Mattison started team practice in fall 1973, the first year UGA fielded a gymnastics team. Her initial competition came in January 1974. She placed first in the vault in several meets that season.

From its humble beginnings, Georgia’s women gymnasts went on to win 10 NCAA national championships. The team has also claimed 16 Southeastern Conference Championships and 22 NCAA regional titles.

Today, Georgia women’s gymnastics–the Gym Dawgs–are generally recognized as one of the nation’s premier program.

Mattison and her teammates blazed the trail for them.

A vault into cheerleading

As Mattison worked out with the gymnastics team, she began to notice the UGA cheerleaders practicing nearby. Intrigued, she tried out for cheerleading in the spring of 1974.

“I got cut,” she remembers. “That hurt so bad. I remember thinking, ‘I’ll never try that again’.”

But she did. Convinced that her white cheer partner had let her fall on purpose during tryouts, she teamed up with a Black partner, Ricky Bivens. They scored highest of all the competitors in initial competitions, and among the highest in a nerve-wracking second tryout at Stegeman Coliseum.

That fall, Mattison found herself shaking pom-poms on the sidelines of Sanford Stadium. Home game Saturdays, she and her cheer teammates led tens of thousands of Bulldog fans in full-throated support of notable teams fielded by then-Coach Vince Dooley. Mattison even held Uga III’s leash as they ran onto the field for home games.

Jackie Mattison gymnastics team 1976

Jackie Mattison with her gymnastics team in 1976.

At the 1976 Cotton Bowl, UGA vs. Arkansas, she turned after a cheer to find herself face-to-face with Georgia native singer James Brown, the Godfather of Soul. Brown had a recent hit song, “Dooley’s Junkyard Dawgs,” which has the following lyrics:

Uh, ha, Dooley’s junkyard dogs 
Dooley’s junkyard dogs 
They’ll hit ya, they’ll knock ya, ha 
They’ll haul right off and sock ya 
Dooley’s junkyard dogs 
Dooley’s junkyard dogs

As rich as her gymnastics team and cheer team memories are, Mattison holds other moments equally dear. She became one of the very first UGA female student athletes to be awarded a scholarship, thanks to the enactment of a national education amendment, Title IX. And she pledged Alpha Kappa Alpha Sorority Inc., joining “a sisterhood that still exists today,” she says.

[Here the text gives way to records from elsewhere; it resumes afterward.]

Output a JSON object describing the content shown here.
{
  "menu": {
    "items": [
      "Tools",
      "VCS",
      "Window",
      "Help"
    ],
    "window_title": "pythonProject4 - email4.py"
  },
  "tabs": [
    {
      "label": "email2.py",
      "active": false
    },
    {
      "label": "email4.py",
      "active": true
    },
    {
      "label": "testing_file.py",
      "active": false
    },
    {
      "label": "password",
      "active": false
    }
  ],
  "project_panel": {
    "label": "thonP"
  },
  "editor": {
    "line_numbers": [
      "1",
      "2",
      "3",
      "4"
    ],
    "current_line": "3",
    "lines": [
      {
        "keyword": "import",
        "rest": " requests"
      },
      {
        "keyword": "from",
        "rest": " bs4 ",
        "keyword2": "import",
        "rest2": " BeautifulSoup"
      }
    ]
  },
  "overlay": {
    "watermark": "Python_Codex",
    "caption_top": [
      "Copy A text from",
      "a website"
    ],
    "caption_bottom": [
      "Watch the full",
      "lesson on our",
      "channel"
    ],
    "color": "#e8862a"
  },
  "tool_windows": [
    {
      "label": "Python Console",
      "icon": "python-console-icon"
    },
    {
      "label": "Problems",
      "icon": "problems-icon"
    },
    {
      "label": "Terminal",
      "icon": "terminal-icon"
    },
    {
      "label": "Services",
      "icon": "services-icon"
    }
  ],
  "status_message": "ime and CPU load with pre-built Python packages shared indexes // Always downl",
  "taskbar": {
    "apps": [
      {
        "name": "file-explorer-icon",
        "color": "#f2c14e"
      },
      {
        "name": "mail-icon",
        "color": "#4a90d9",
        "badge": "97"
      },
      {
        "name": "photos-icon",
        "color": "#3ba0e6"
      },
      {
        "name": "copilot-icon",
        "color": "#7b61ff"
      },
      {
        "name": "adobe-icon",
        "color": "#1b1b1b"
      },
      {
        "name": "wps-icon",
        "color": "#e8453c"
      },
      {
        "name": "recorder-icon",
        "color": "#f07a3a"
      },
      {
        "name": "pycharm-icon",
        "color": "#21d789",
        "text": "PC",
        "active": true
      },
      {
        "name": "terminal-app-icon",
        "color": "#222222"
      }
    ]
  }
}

“The camaraderie of Black sororities and fraternities at UGA closely bonded the few minority students,” she says. “Among my best memories are Black student gatherings in the dorms and dining halls, social activities, and greetings as we passed on our way to classes.”

UGA also readied Mattison for life after Athens.

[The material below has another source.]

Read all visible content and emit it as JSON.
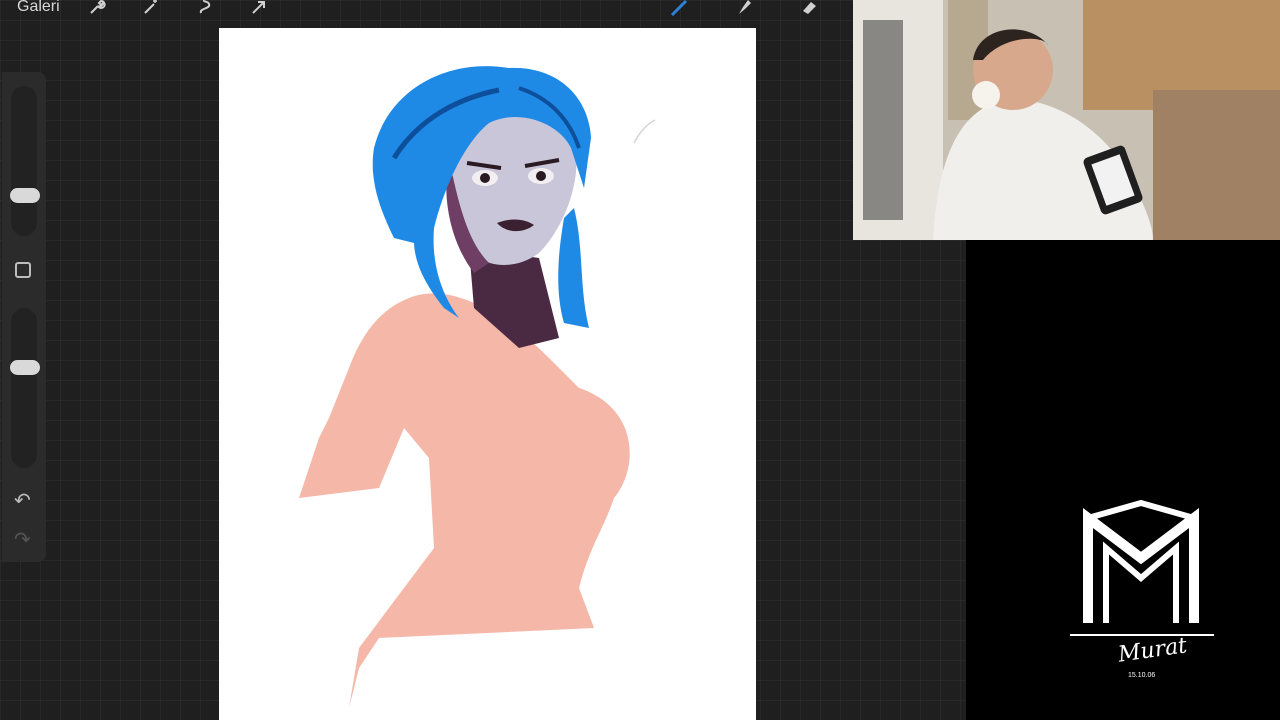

“I feel that the professionalism, support and encouragement of my instructors in the health and physical education department had a major role in my success as a student at UGA,” she says.

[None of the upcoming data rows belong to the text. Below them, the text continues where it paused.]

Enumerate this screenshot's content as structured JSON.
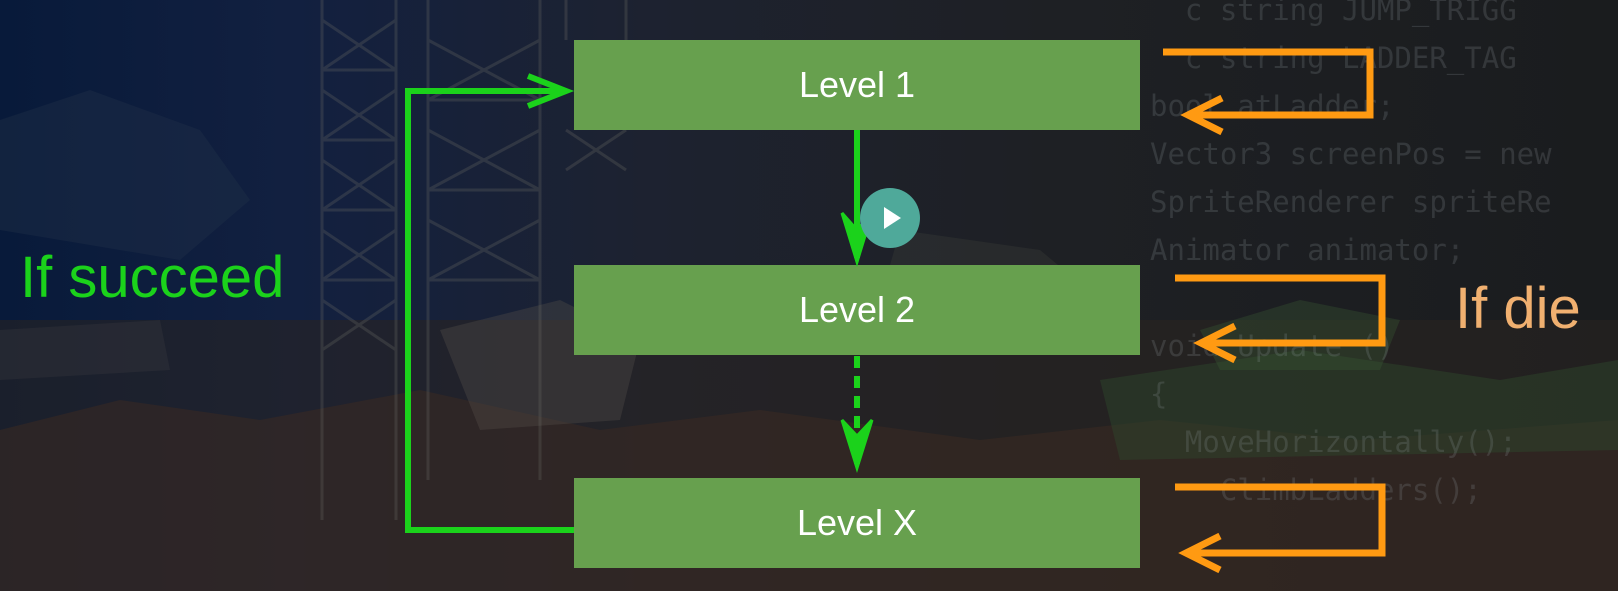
{
  "levels": [
    {
      "label": "Level 1"
    },
    {
      "label": "Level 2"
    },
    {
      "label": "Level X"
    }
  ],
  "labels": {
    "success": "If succeed",
    "death": "If die"
  },
  "icons": {
    "play": "play-icon"
  },
  "colors": {
    "box_fill": "#67a04e",
    "success_arrow": "#1bd21b",
    "death_arrow": "#ff9a12",
    "death_label": "#f0b070"
  }
}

“I was motivated by the commitment, energy and excitement in their voices as they taught and engaged students. There was a feeling of a great deal of mutual respect between students and professors. To me, that was a formula for success.”

She took that formula into the world.

Passing it forward

Earning a 1977 master’s degree in health and physical education, Mattison launched a 33-year career as an educator.

She began as a K-5 physical education teacher at Barnett Shoals Elementary School in Athens. She shaped young minds and bodies at subsequent posts in Georgia, North Carolina, Maryland and Tennessee.

Along the way, she and her husband Larry had two sons, Landy and Ryan, and one grandson, Sean.

She spent the last 12 years of her career back home, at Newton High School in Covington, teaching health and physical education. In three decades-plus of education, she coached co-ed cross-country and golf, as well as girls’ softball, tennis, and gymnastics. She retired in 2016, her career distinguished by awards and the achievements of her students.

UGA has been with her along all the trails she blazed.

“I left UGA with confidence that I could make a difference in the lives of students from every walk of life,” Mattison says.

“I followed my heart. To this day, I have no doubt that the major reason I was successful in a career as a health educator, physical educator, and coach for 33 years is because I was prepared for life – and made highly qualified in my field – by the University of Georgia.”